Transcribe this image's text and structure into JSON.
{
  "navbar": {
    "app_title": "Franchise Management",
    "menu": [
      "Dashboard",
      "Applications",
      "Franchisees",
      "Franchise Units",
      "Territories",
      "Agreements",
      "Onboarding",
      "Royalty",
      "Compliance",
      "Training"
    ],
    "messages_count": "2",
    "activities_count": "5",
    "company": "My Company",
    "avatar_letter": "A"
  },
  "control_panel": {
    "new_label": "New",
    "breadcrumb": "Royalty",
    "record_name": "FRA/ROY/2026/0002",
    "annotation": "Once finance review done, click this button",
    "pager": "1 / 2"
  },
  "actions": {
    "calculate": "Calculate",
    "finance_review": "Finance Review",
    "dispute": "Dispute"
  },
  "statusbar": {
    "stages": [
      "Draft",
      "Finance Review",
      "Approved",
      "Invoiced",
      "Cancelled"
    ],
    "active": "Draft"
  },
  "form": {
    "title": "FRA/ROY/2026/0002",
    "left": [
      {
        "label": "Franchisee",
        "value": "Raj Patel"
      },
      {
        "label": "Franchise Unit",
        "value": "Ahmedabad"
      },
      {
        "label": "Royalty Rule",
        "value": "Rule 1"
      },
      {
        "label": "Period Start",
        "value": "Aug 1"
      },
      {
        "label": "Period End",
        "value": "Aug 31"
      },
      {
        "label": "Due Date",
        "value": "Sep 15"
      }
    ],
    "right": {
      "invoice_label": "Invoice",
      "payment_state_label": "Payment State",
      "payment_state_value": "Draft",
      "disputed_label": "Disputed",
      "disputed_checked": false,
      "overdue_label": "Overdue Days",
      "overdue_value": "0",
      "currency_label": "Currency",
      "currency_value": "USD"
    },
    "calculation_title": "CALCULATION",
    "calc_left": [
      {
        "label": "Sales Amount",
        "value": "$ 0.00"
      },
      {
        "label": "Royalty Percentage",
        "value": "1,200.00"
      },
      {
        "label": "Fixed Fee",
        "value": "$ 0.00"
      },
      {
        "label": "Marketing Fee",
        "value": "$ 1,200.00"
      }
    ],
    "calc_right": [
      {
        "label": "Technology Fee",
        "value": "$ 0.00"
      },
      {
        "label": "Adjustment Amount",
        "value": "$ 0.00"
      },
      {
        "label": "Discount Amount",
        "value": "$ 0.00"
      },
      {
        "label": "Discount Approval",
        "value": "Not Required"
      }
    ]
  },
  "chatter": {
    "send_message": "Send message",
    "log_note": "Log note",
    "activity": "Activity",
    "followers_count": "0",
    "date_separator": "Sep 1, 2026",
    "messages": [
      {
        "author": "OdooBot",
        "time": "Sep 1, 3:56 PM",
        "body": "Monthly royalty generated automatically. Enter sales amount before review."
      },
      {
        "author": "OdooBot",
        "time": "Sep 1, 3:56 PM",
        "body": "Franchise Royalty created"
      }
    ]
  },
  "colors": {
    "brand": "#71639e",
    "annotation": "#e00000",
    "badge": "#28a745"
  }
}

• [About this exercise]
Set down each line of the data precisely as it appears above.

• [Written reply]
Transcribe this image's text and structure into JSON.
{
  "navbar": {
    "app_title": "Franchise Management",
    "menu": [
      "Dashboard",
      "Applications",
      "Franchisees",
      "Franchise Units",
      "Territories",
      "Agreements",
      "Onboarding",
      "Royalty",
      "Compliance",
      "Training"
    ],
    "messages_count": "2",
    "activities_count": "5",
    "company": "My Company",
    "avatar_letter": "A"
  },
  "control_panel": {
    "new_label": "New",
    "breadcrumb": "Royalty",
    "record_name": "FRA/ROY/2026/0002",
    "annotation": "Once finance review done, click this button",
    "pager": "1 / 2"
  },
  "actions": {
    "calculate": "Calculate",
    "finance_review": "Finance Review",
    "dispute": "Dispute"
  },
  "statusbar": {
    "stages": [
      "Draft",
      "Finance Review",
      "Approved",
      "Invoiced",
      "Cancelled"
    ],
    "active": "Draft"
  },
  "form": {
    "title": "FRA/ROY/2026/0002",
    "left": [
      {
        "label": "Franchisee",
        "value": "Raj Patel"
      },
      {
        "label": "Franchise Unit",
        "value": "Ahmedabad"
      },
      {
        "label": "Royalty Rule",
        "value": "Rule 1"
      },
      {
        "label": "Period Start",
        "value": "Aug 1"
      },
      {
        "label": "Period End",
        "value": "Aug 31"
      },
      {
        "label": "Due Date",
        "value": "Sep 15"
      }
    ],
    "right": {
      "invoice_label": "Invoice",
      "payment_state_label": "Payment State",
      "payment_state_value": "Draft",
      "disputed_label": "Disputed",
      "disputed_checked": false,
      "overdue_label": "Overdue Days",
      "overdue_value": "0",
      "currency_label": "Currency",
      "currency_value": "USD"
    },
    "calculation_title": "CALCULATION",
    "calc_left": [
      {
        "label": "Sales Amount",
        "value": "$ 0.00"
      },
      {
        "label": "Royalty Percentage",
        "value": "1,200.00"
      },
      {
        "label": "Fixed Fee",
        "value": "$ 0.00"
      },
      {
        "label": "Marketing Fee",
        "value": "$ 1,200.00"
      }
    ],
    "calc_right": [
      {
        "label": "Technology Fee",
        "value": "$ 0.00"
      },
      {
        "label": "Adjustment Amount",
        "value": "$ 0.00"
      },
      {
        "label": "Discount Amount",
        "value": "$ 0.00"
      },
      {
        "label": "Discount Approval",
        "value": "Not Required"
      }
    ]
  },
  "chatter": {
    "send_message": "Send message",
    "log_note": "Log note",
    "activity": "Activity",
    "followers_count": "0",
    "date_separator": "Sep 1, 2026",
    "messages": [
      {
        "author": "OdooBot",
        "time": "Sep 1, 3:56 PM",
        "body": "Monthly royalty generated automatically. Enter sales amount before review."
      },
      {
        "author": "OdooBot",
        "time": "Sep 1, 3:56 PM",
        "body": "Franchise Royalty created"
      }
    ]
  },
  "colors": {
    "brand": "#71639e",
    "annotation": "#e00000",
    "badge": "#28a745"
  }
}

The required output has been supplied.